There are some useful chapters on language cues in potentially dangerous situations, occupational hazards, domestic violence, stalkers, and aggressive children. It's just that the whole book is peppered with the stories of his clients who failed to tune in to their intuition and as a result had horrible things happen to them (I mean, there are the success stories, too, but the failures are so traumatizing... The opening chapter tells the story of a woman who escaped from a rapist/murderer. It was awful to read.)

Anyway, the book has good nuggets of advice in it. But like the central theme, it's all instictive anyway.

Wednesday, October 12, 2005

Good Night, and Good Luck

This movie is pure brilliance.

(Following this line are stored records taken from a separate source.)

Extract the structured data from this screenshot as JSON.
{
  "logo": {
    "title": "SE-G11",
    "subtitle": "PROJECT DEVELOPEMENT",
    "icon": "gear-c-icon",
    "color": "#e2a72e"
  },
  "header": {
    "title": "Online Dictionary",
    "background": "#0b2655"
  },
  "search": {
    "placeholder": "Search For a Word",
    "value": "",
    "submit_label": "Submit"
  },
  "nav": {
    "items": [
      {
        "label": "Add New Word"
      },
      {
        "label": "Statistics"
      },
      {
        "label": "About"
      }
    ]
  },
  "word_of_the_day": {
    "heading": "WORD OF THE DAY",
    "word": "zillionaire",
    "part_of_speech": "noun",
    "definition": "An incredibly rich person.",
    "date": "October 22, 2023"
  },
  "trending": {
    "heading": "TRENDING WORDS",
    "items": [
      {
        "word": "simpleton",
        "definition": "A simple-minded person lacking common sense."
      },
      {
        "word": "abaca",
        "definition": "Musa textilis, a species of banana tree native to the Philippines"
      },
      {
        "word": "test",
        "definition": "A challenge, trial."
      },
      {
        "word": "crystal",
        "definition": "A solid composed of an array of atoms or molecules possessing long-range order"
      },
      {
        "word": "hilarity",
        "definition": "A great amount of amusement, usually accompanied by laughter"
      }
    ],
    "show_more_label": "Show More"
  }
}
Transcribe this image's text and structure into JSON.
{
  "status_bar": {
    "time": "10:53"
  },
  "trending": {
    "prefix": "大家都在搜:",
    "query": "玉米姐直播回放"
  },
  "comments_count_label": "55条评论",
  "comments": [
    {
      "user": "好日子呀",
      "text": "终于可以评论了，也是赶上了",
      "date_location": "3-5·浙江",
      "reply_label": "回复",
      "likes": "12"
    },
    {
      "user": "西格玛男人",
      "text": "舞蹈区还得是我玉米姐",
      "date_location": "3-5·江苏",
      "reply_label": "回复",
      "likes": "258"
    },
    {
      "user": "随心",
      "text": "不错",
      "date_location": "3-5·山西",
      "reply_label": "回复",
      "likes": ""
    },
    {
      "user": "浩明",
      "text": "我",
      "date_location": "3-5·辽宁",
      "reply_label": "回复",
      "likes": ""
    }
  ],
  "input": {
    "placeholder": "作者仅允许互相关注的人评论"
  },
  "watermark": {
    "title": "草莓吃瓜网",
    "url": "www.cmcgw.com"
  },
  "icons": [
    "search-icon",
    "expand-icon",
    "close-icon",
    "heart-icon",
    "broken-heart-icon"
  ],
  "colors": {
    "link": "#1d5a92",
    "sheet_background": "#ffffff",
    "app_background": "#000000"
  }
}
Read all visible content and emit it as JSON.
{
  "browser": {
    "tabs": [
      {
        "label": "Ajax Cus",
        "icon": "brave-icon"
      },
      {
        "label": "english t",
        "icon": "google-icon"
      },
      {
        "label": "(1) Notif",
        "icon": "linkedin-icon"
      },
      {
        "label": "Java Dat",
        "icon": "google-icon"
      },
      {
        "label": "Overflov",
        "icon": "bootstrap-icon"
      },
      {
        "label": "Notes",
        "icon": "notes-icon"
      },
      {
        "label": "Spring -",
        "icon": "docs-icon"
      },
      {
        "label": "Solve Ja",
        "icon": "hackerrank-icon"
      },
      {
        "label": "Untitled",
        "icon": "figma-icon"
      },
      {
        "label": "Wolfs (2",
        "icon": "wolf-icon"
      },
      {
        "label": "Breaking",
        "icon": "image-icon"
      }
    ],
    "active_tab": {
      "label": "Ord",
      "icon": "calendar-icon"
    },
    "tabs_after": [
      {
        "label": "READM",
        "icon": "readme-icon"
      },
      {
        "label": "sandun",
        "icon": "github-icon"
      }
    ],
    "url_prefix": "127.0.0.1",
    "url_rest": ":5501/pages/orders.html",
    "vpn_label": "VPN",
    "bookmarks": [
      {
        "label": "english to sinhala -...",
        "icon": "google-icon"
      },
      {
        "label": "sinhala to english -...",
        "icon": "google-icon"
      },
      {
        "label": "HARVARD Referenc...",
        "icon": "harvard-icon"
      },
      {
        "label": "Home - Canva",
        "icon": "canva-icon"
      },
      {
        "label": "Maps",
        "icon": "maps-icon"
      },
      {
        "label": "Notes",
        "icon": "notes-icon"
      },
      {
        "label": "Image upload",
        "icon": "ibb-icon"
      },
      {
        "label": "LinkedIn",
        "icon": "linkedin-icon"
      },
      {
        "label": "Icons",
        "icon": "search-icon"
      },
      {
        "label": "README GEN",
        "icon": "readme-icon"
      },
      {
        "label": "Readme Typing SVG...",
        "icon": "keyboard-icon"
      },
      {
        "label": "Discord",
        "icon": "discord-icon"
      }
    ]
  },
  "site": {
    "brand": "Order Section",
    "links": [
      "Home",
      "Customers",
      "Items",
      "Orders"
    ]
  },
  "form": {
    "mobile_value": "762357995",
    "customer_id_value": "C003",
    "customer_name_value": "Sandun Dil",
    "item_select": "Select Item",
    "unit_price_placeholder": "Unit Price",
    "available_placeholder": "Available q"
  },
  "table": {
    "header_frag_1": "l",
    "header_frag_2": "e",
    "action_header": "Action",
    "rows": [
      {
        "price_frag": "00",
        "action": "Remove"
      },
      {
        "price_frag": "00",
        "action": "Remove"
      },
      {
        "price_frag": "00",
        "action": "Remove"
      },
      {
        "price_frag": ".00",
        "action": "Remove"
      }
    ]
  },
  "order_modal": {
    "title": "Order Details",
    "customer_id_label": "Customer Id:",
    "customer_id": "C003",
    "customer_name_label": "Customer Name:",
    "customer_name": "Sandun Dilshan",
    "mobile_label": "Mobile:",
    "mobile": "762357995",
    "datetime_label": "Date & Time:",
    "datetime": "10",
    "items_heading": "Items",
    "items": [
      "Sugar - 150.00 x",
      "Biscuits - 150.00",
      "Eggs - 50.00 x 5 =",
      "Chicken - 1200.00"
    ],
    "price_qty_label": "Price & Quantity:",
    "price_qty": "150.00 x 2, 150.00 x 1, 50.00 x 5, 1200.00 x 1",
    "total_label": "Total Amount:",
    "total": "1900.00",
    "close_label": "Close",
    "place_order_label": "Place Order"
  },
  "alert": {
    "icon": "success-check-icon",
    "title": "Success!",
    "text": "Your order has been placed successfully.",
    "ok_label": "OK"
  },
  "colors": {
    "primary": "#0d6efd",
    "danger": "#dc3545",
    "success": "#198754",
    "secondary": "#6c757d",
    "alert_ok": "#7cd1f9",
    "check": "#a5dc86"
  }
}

George Clooney's film about Edward R. Murrow's battle with Sen. Joe McCarthy, Good Night and Good Luck is entirely in black and white. Almost every scene takes place in the CBS studios. With the exception of a woman singing on-air between programs (and in the opening and closing credits), there is no swelling soundtrack to alert the viewer when to be inspired. The script is extremely dialogue-heavy. The real-life footage from the Senate hearings is not edited for cute soundbites. Ultimately, like the underlying premise of the profession Clooney's Murrow seeks to defend, the film attempts to report simply "the facts" (however pre-screened, edited and fictionalized in a hyper-real account).

I kept thinking about Arthuer Miller's The Crucible throughout the screening -- I think it's because Miller's play, about 17th-century Salem, was written in response to McCarthy's witch hunts. I have no idea what Clooney's underlying political motivations might be, but the timing of his film might indicate that the screenplay was written in response to certain current events and legislative trends.

Go and see it!

Monday, October 10, 2005

No more neo-Luddism

So now I know that Brown does nothing for me, and I'm not very happy with a certain Spirit of Service, given that both managed to lose two DSL packages. Nonetheless, all's well that end's well, and I am no longer mentally living with the mysterious and yet brilliant builders of a relic on Salisbury Plain.

Thursday, October 06, 2005

Pimp My Party!

The Tories are soliciting feedback on how to make the Party cool. I will admit, at first I thought it was a hoax put on by renegade Labour or LibDem interns. But then it asked for genuine feedback!

According to The Sun, at least, the website really is real. (And if you see it in the Sun it's so, right, Virginia? Even if it's the Sun across the Pond...) And it's commented on in at least one Labour MP's blog (which you know is run by young 'uns).

Maybe the GOP should attempt a similar "How to Get Hip" campaign. Um.... or not.

Sunday, October 02, 2005

Nervous laughter...

Many thanks to the FG for mentioning that Friendster now allows people to see who's been viewing their profiles, rather than letting viewers remain anonymous.

Had several minutes of panic when the change was mentioned oh-so-casually. But thankfully, it's a new month, and nobody whose profile I viewed in August or September will ever know! This runs the gamut from old classmates/History Dept rivals to friends-of-friends-of-friends I always run into at fundraisers.

Cue nervous laughter...